  • Product name and code
  • Manufacturer's name and address, if different
  • What the product is to be used for and what particular group of people it is aimed at
  • How the product is to be used (how often, which part of the body, washed-off or left on). A pdf of the artwork can help.
  • List of all the ingredients used with their INCI names
  • Manufacturer(s) and tradename(s) of each ingredient
  • CI index of any colour used
  • Code and manufacturer of any perfume being used
  • Percentage by weight of each ingredient (note that percentage bands are usually insufficient)
  • Percentage breakdown of tradenamed ingredients that are mixtures of INCI names
  • A recent IFRA certificate from the perfume manufacturer confirming that it complies with the IFRA (International Fragrance Association) regulations, and a list of the concentrations of the 26 allergens that must be declared in the EU. Note that the absence of an IFRA certificate is one of the most common reasons for holding up the assessment process. We also need a safety data sheet of the perfume.
  • For flavours, e.g. as used in lip balms, we also need confirmation that the flavour is food additive compliant, which in practice means all components are GRAS listed and have FEMA numbers or compliant with EU regulation 1334/2008.
  • Details of the packaging type (e.g. pump spray, tube, wide-mouthed jar), and the pack size(s), and preferably the name of the packaging supplier

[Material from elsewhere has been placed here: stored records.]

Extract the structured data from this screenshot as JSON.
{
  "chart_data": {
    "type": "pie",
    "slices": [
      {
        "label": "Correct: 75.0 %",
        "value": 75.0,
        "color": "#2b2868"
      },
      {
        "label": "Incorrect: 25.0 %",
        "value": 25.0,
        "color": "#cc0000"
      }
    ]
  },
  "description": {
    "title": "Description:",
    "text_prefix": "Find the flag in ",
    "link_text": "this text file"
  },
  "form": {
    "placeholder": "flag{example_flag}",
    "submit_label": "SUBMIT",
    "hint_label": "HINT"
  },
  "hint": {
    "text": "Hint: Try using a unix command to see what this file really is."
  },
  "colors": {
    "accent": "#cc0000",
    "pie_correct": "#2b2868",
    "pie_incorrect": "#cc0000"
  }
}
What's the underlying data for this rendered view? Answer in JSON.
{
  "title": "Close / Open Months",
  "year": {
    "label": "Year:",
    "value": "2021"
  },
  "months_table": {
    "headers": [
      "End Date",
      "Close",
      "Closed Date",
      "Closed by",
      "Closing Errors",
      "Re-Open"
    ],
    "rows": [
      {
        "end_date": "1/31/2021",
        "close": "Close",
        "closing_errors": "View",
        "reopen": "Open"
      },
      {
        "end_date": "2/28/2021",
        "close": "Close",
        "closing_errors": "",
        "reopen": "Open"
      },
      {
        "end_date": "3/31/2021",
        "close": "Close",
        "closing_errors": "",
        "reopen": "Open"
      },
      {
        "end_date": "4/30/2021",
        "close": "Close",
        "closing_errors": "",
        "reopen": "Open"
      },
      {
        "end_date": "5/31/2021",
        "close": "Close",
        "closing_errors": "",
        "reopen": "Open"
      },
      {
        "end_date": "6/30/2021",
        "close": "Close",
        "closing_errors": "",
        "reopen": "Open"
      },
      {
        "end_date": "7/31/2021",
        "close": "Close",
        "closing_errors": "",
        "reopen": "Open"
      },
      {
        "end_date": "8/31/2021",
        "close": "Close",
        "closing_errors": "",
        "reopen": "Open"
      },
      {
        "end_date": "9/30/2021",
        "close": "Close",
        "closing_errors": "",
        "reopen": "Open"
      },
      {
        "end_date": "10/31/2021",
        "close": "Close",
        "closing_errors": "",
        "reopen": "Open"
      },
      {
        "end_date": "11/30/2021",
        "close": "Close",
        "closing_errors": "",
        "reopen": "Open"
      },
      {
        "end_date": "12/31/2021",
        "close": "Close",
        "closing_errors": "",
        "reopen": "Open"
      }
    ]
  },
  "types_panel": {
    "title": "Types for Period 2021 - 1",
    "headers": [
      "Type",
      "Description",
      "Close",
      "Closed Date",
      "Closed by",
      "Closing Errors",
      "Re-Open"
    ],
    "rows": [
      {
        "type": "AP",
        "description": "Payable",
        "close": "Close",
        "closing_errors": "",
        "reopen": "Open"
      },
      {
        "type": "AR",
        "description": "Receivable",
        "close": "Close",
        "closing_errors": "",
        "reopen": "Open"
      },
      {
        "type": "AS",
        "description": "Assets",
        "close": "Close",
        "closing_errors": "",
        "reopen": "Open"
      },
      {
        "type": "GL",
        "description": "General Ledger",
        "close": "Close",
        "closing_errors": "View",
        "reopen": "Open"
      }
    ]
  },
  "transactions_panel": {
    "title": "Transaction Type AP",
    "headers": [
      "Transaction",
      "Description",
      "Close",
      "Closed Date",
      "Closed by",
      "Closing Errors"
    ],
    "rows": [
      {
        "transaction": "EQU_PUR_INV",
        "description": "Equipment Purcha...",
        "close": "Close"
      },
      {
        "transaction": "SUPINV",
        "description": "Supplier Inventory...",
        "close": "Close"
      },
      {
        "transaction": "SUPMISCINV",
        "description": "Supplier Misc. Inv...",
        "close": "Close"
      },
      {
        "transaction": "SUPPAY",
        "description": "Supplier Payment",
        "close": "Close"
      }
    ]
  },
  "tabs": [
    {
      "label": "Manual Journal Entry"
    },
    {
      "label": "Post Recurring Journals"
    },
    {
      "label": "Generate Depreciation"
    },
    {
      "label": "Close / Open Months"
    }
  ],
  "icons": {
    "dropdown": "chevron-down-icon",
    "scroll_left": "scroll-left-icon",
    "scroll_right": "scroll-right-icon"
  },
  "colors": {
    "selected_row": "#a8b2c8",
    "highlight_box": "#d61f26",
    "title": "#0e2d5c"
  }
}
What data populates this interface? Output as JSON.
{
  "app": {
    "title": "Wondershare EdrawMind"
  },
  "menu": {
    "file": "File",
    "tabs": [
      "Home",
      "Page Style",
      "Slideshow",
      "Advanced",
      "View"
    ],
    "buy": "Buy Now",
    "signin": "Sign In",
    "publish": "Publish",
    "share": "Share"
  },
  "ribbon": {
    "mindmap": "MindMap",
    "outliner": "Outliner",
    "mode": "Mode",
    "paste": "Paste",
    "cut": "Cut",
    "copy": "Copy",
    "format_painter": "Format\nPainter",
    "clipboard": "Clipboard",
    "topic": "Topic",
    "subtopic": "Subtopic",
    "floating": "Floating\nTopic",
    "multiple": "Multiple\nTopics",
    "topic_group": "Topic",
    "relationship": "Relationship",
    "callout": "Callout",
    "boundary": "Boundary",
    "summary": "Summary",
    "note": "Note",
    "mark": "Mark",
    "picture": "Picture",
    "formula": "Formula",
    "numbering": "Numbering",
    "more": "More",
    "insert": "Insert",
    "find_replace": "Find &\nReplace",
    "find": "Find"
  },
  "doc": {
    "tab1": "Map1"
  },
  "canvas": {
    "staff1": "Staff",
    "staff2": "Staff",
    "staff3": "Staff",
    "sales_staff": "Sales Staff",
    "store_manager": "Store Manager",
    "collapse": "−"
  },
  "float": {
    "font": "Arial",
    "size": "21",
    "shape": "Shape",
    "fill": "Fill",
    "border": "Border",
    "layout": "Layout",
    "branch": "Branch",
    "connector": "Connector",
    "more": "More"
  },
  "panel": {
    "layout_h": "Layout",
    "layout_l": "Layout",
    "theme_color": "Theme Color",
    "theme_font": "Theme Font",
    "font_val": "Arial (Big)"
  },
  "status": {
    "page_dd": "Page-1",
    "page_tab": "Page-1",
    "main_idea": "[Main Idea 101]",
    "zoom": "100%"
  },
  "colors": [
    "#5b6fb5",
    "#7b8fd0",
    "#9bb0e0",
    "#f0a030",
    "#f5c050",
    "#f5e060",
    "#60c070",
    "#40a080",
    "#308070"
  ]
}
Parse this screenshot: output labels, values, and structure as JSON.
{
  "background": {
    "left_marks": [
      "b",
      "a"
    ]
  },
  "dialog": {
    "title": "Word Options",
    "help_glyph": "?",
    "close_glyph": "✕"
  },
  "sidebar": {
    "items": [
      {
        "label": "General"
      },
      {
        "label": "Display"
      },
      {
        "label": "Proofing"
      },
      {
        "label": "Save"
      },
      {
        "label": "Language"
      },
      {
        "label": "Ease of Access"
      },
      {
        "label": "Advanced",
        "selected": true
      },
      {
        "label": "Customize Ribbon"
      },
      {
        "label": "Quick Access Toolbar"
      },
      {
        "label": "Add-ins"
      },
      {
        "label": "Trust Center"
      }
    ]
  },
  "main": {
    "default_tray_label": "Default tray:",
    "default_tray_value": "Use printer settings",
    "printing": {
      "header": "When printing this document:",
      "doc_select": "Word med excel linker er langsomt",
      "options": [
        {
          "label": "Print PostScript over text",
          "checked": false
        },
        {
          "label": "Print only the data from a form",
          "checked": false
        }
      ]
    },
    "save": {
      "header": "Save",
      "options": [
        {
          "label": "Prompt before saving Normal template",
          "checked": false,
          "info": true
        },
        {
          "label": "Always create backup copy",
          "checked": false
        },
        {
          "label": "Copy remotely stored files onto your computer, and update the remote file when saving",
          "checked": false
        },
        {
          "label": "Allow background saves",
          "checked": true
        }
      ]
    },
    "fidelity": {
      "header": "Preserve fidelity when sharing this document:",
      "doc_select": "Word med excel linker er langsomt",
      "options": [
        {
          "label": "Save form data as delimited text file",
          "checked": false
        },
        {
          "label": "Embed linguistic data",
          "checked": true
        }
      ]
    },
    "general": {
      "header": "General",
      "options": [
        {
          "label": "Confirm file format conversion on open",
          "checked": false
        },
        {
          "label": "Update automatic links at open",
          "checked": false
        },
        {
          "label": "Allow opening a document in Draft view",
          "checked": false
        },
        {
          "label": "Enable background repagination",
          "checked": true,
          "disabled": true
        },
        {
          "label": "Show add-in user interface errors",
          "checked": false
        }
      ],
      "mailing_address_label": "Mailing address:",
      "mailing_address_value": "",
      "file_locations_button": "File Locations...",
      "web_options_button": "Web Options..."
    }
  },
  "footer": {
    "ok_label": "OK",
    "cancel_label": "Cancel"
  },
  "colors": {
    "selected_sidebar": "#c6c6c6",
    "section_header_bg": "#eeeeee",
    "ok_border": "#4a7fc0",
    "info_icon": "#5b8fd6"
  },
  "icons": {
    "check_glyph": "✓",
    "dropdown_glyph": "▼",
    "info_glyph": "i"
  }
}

  • The actual materials used in the contact parts of the packaging. If its a plastic we need to know the exact type. If its a laminate, what is the internal lamination layer? Getting this information is another major reason for holding up the assessment.
  • Microbial challenge tests where appropriate. This is another main reason for holding up assessments - it is a 40 day test.
  • Final product specifications, especially pH, appearance, colour, viscosity, microbial contamination
  • Brief summary of stability testing (including stability in the final packaging) that has been done
  • Details of any adverse effects, if any, reported during clinical testing or whilst on the market
  • When the product was first launched and in which country
  • Full reports of any dermatological or clinical testing done, if any